Tuesday, September 16, 2014
When Competition Gets Ugly
I call it “competitive.” (The mister calls it “annoying.”)
Competition can be a good thing. It pushes me to work harder, to keep trying, to always give the best that I can give. As a writer, I love the competition of a good literary contest. I love to win prize money and I love the validation from my peers. Every time I make a pitch to a market, every short story I send out in the world, every agent who gets a query, it’s all competition. I want to win acceptance. And there’s nothing wrong with that.
But there’s another kind of competition in the writing world, the kind that can go wrong in a snap, the sort we don’t often talk about: the not-so-friendly competition among our writing peers.
Maybe it’s our writing group. Or maybe it’s the writing friends we’ve made from attending the same conferences, or a bunch of writers that have come together to form a group blog. Heck, it might be a passel of writers we’ve never actually met. And honestly, we might not even realize that we’ve slipped into competing with them. Until the day when a writer in one of our groups has achieved success and we think, “Are you kidding me? Her?” Because what we’re really thinking is, “But I’m the better writer.
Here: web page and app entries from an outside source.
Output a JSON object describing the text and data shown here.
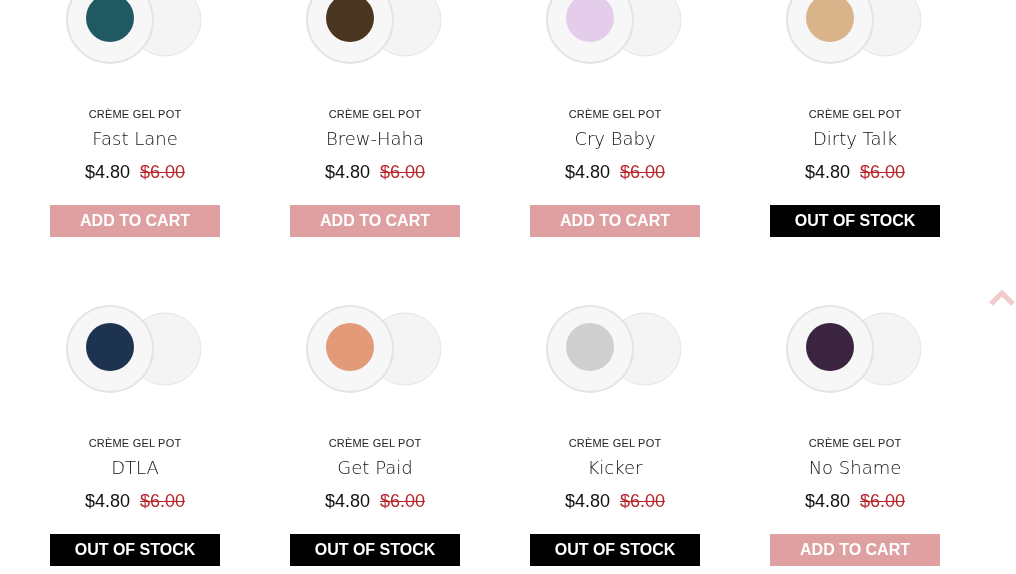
{
  "products": [
    {
      "category": "CRÈME GEL POT",
      "name": "Fast Lane",
      "price": "$4.80",
      "old_price": "$6.00",
      "color": "#1f5a63",
      "in_stock": true,
      "button": "ADD TO CART"
    },
    {
      "category": "CRÈME GEL POT",
      "name": "Brew-Haha",
      "price": "$4.80",
      "old_price": "$6.00",
      "color": "#4a3520",
      "in_stock": true,
      "button": "ADD TO CART"
    },
    {
      "category": "CRÈME GEL POT",
      "name": "Cry Baby",
      "price": "$4.80",
      "old_price": "$6.00",
      "color": "#e3cdea",
      "in_stock": true,
      "button": "ADD TO CART"
    },
    {
      "category": "CRÈME GEL POT",
      "name": "Dirty Talk",
      "price": "$4.80",
      "old_price": "$6.00",
      "color": "#d9b38a",
      "in_stock": false,
      "button": "OUT OF STOCK"
    },
    {
      "category": "CRÈME GEL POT",
      "name": "DTLA",
      "price": "$4.80",
      "old_price": "$6.00",
      "color": "#1e3350",
      "in_stock": false,
      "button": "OUT OF STOCK"
    },
    {
      "category": "CRÈME GEL POT",
      "name": "Get Paid",
      "price": "$4.80",
      "old_price": "$6.00",
      "color": "#e29a78",
      "in_stock": false,
      "button": "OUT OF STOCK"
    },
    {
      "category": "CRÈME GEL POT",
      "name": "Kicker",
      "price": "$4.80",
      "old_price": "$6.00",
      "color": "#cfcfcf",
      "in_stock": false,
      "button": "OUT OF STOCK"
    },
    {
      "category": "CRÈME GEL POT",
      "name": "No Shame",
      "price": "$4.80",
      "old_price": "$6.00",
      "color": "#3b2440",
      "in_stock": true,
      "button": "ADD TO CART"
    }
  ]
}
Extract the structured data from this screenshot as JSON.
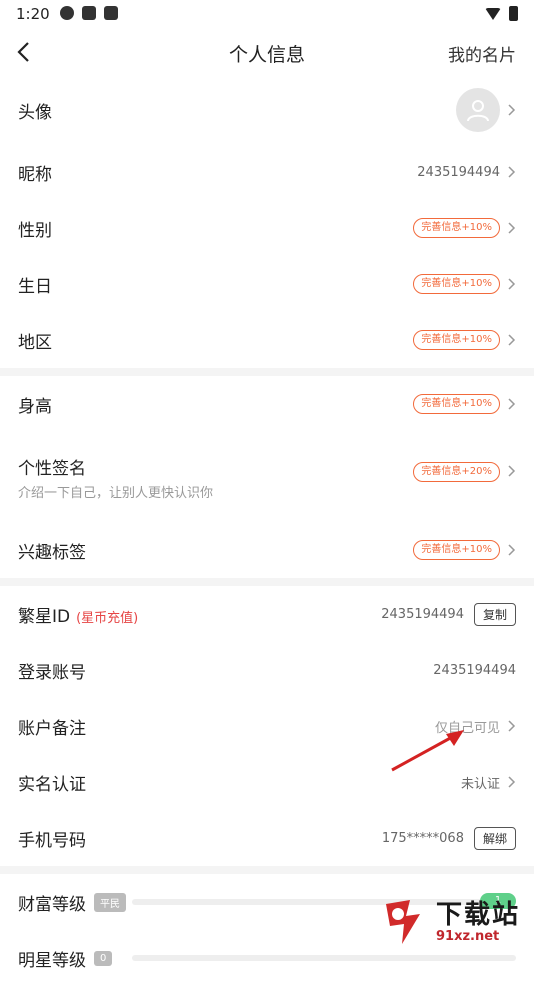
{
  "status": {
    "time": "1:20"
  },
  "nav": {
    "title": "个人信息",
    "right": "我的名片"
  },
  "section1": [
    {
      "label": "头像",
      "type": "avatar"
    },
    {
      "label": "昵称",
      "value": "2435194494"
    },
    {
      "label": "性别",
      "badge": "完善信息+10%"
    },
    {
      "label": "生日",
      "badge": "完善信息+10%"
    },
    {
      "label": "地区",
      "badge": "完善信息+10%"
    }
  ],
  "section2": [
    {
      "label": "身高",
      "badge": "完善信息+10%"
    },
    {
      "label": "个性签名",
      "badge": "完善信息+20%",
      "sub": "介绍一下自己，让别人更快认识你"
    },
    {
      "label": "兴趣标签",
      "badge": "完善信息+10%"
    }
  ],
  "section3": {
    "id": {
      "label": "繁星ID",
      "recharge": "(星币充值)",
      "value": "2435194494",
      "button": "复制"
    },
    "account": {
      "label": "登录账号",
      "value": "2435194494"
    },
    "remark": {
      "label": "账户备注",
      "value": "仅自己可见"
    },
    "realname": {
      "label": "实名认证",
      "value": "未认证"
    },
    "phone": {
      "label": "手机号码",
      "value": "175*****068",
      "button": "解绑"
    }
  },
  "section4": {
    "wealth": {
      "label": "财富等级",
      "tag": "平民",
      "level": "1"
    },
    "star": {
      "label": "明星等级",
      "tag": "0"
    }
  },
  "watermark": {
    "big": "下载站",
    "small": "91xz.net"
  },
  "colors": {
    "accent": "#f26a3b",
    "recharge": "#e64545",
    "arrow": "#d42222"
  }
}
It should’ve been me.”
Uh-oh. Competition is fixin’ to bring out something ugly in us.
Because once that competitive mindset kicks into full gear, it’s not long before we get…well, fanatical, obsessively dwelling on another person’s writing journey, constantly comparing achievements, allowing someone else’s business to become our business. Ultimately, we can waste a whole lot of hours and energy and brain cells that could’ve been used much more productively. And as grammatically incorrect as the expression is, it comes down to this: “Ain’t nobody got time for that.”
So if you’ve found yourself sliding down that slippery slope, call a time out. The end game is about what you want to achieve; it’s about working hard and believing in yourself. It’s about sticking to your game plan and not worrying about anyone else’s game.
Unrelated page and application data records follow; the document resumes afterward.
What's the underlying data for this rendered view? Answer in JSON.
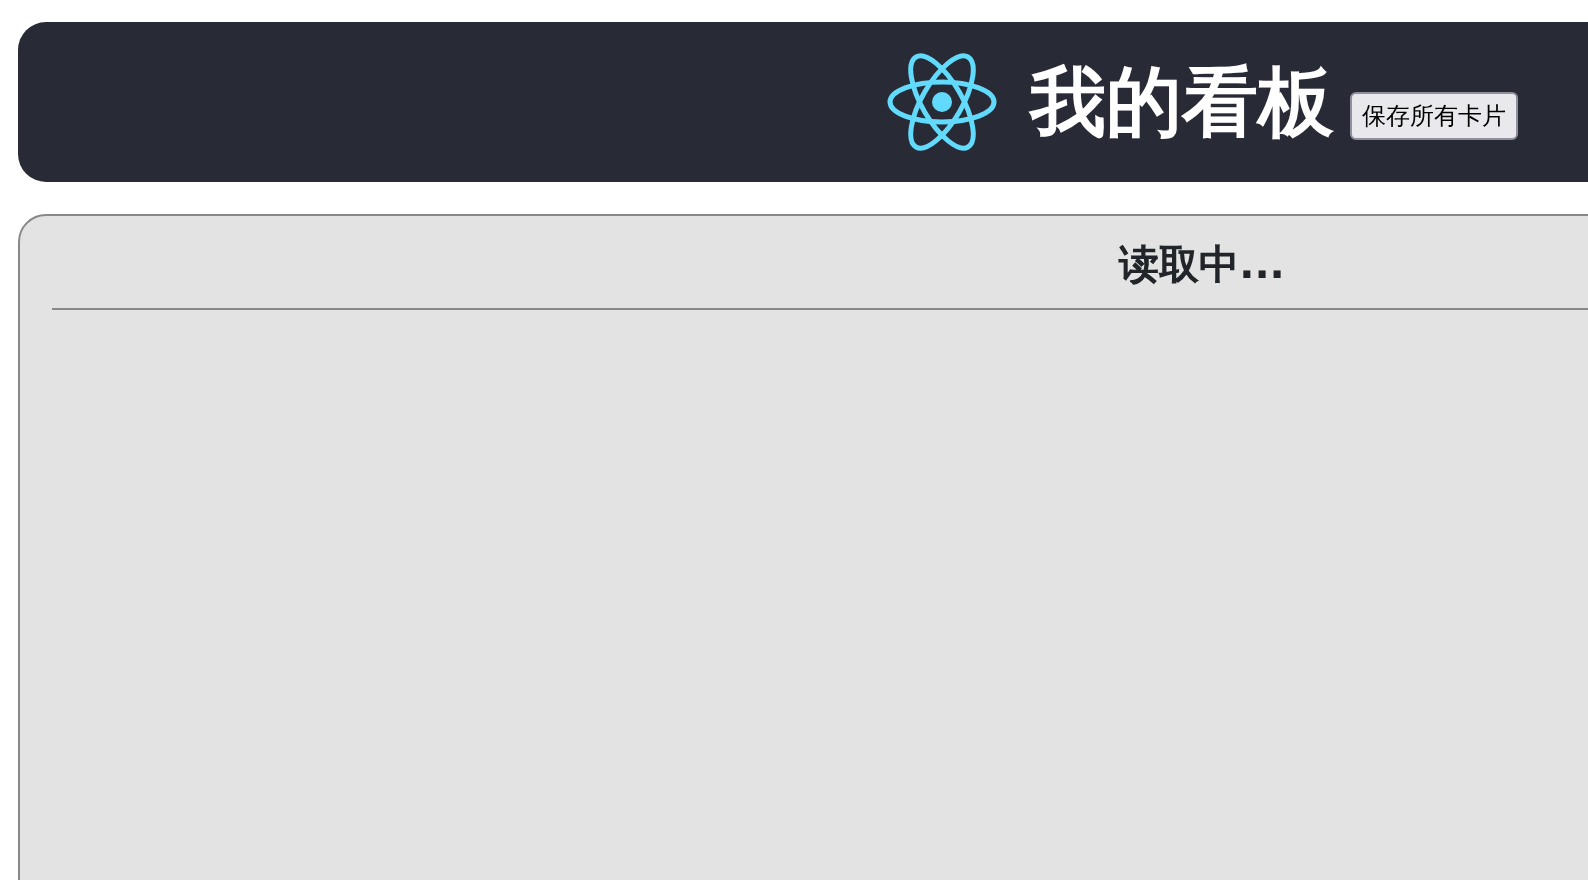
{
  "header": {
    "title": "我的看板",
    "save_button": "保存所有卡片"
  },
  "panel": {
    "status": "读取中..."
  }
}
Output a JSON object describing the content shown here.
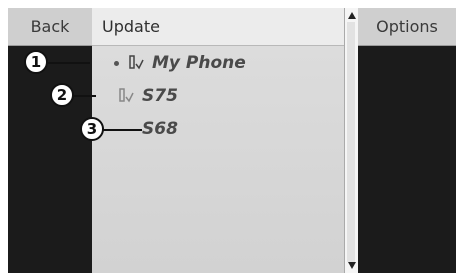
{
  "softkeys": {
    "back_label": "Back",
    "options_label": "Options"
  },
  "main": {
    "title": "Update",
    "items": [
      {
        "label": "My Phone",
        "icon": "phone-icon",
        "marker": "bullet"
      },
      {
        "label": "S75",
        "icon": "phone-icon"
      },
      {
        "label": "S68"
      }
    ]
  },
  "callouts": [
    "1",
    "2",
    "3"
  ]
}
Give a cheer for your friends when they have success, and then get back to your journey. Make competition work for your writing, and before you know it, you’ll be screaming, yelling, and doing the happy dance for your own success!
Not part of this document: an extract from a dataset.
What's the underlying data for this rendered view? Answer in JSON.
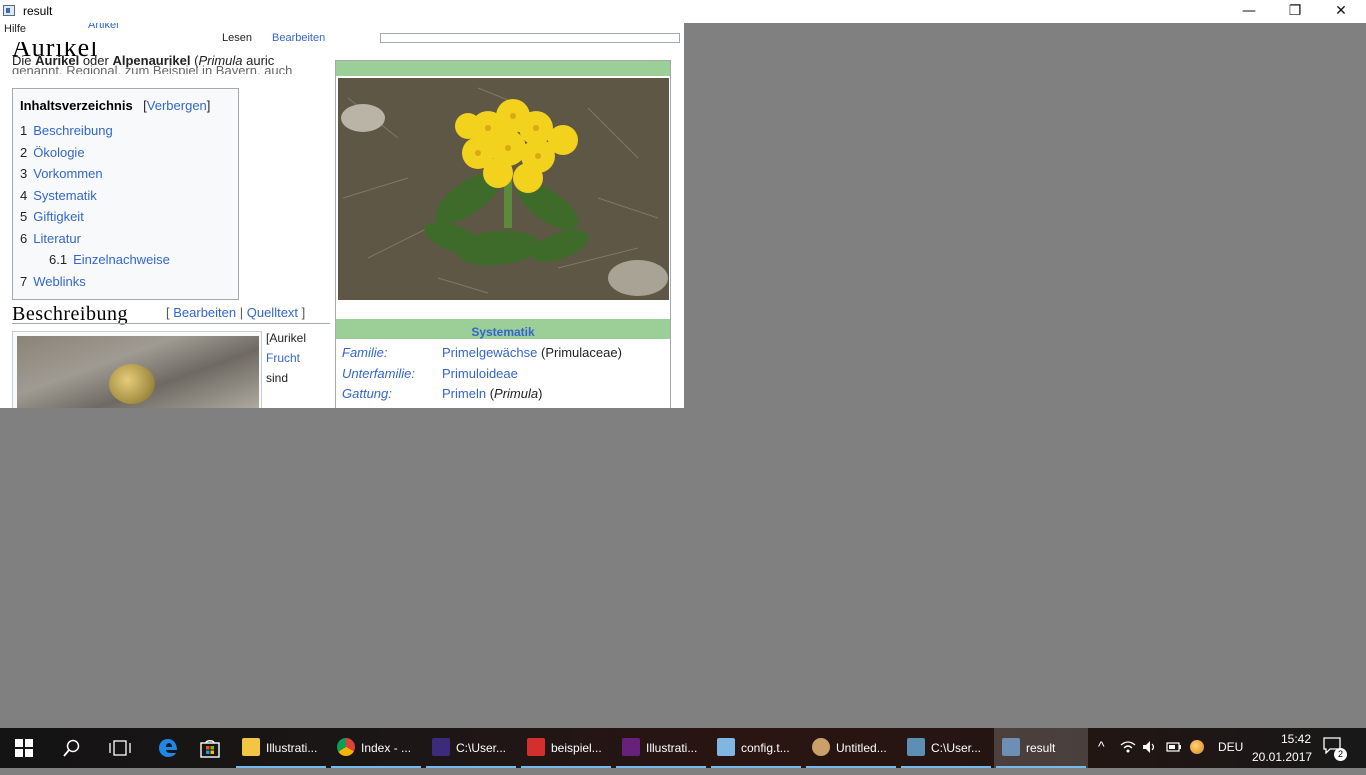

(But don’t blame me if you’re also a tad annoying.)
~ Cathy C. Hall